Work order
Below are the entries; return every line among them that holds the word "warning".

Interface dataset entries
--------------------------------
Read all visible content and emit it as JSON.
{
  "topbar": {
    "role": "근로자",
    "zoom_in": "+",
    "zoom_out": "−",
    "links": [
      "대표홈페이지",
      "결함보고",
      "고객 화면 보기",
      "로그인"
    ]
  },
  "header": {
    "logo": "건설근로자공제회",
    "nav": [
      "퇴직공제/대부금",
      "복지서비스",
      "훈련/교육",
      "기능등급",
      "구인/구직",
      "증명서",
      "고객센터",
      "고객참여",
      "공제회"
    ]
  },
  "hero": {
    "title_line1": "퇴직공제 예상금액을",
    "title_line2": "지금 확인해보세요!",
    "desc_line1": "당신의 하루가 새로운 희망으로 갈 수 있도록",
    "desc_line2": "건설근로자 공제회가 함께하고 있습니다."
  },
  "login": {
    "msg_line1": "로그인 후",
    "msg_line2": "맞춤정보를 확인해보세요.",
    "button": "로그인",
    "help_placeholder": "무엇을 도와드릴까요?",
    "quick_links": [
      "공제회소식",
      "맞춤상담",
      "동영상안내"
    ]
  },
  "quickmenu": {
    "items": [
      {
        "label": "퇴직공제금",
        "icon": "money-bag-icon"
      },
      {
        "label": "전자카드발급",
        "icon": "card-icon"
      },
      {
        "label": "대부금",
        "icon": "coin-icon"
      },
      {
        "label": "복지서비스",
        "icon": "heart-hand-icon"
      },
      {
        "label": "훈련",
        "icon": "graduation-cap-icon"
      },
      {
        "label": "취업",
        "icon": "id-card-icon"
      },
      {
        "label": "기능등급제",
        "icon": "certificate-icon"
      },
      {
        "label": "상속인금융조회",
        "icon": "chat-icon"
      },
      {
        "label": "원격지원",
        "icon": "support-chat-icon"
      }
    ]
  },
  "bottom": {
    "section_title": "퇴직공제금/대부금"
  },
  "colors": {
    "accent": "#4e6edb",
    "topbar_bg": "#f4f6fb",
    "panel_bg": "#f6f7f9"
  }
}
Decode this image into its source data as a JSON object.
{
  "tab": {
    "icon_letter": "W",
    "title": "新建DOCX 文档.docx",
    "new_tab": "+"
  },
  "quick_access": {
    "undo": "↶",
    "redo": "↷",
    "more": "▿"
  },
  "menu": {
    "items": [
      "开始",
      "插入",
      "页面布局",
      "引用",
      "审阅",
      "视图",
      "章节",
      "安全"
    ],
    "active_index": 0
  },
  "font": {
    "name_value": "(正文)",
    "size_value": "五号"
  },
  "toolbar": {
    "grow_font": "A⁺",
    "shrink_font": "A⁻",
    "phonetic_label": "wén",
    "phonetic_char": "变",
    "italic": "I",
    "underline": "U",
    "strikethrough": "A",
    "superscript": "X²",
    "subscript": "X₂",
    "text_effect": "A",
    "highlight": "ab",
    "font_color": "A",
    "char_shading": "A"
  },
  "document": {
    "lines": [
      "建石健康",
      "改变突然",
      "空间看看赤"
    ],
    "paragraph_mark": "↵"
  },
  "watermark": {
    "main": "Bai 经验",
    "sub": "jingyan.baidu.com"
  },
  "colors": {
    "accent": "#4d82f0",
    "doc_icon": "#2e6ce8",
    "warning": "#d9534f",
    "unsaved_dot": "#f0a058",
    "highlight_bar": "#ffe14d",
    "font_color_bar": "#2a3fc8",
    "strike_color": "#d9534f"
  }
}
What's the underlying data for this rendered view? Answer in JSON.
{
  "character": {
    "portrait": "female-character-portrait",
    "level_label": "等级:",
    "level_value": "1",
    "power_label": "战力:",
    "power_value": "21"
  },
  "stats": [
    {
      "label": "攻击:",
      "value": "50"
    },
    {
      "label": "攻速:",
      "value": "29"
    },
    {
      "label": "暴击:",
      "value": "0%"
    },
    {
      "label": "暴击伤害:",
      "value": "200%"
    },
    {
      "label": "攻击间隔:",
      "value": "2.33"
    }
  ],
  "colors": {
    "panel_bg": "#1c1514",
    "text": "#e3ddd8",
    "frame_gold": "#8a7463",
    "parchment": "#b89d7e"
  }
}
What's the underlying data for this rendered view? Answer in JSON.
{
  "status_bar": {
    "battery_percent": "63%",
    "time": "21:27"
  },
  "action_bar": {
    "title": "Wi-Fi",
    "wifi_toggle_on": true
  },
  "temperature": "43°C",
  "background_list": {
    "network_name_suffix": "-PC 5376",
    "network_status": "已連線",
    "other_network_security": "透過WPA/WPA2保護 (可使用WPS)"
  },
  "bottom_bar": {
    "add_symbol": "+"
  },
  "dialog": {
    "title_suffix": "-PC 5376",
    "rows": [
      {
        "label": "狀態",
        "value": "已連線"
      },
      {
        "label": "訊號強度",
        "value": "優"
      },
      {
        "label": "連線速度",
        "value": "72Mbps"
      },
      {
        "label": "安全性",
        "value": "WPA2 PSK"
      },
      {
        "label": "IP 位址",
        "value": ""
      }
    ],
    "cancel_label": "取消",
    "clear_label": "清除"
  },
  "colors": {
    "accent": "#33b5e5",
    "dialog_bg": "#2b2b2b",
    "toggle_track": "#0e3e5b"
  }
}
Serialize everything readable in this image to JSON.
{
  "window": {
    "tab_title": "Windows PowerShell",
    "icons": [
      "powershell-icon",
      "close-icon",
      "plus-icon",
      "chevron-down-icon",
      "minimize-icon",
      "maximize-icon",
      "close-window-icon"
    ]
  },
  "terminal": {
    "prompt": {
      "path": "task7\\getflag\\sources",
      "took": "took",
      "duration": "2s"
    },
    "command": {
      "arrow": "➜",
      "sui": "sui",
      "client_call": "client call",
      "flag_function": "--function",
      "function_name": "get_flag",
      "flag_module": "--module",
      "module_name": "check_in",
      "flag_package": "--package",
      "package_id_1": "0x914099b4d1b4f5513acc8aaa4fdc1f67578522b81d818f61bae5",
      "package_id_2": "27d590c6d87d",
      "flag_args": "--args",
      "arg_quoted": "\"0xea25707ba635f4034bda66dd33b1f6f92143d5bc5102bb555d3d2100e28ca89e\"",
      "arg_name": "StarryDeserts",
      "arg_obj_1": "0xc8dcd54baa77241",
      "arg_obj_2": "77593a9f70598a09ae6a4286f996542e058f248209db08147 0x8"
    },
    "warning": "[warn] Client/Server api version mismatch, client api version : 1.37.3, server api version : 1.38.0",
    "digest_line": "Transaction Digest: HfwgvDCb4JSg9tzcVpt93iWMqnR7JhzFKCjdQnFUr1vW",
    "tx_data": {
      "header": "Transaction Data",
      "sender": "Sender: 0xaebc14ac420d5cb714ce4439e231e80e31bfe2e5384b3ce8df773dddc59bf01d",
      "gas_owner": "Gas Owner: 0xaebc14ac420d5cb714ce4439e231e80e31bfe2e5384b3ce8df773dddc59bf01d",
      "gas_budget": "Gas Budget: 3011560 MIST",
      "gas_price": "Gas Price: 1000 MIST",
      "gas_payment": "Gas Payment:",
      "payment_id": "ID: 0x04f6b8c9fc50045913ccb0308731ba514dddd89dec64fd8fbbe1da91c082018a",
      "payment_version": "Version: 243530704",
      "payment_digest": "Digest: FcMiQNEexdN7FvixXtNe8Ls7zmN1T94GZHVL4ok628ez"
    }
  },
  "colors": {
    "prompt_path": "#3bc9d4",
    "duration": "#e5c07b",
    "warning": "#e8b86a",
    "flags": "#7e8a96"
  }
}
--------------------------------
Solution for this exercise
    "warning": "#d9534f",
    "warning": "[warn] Client/Server api version mismatch, client api version : 1.37.3, server api version : 1.38.0",
    "warning": "#e8b86a",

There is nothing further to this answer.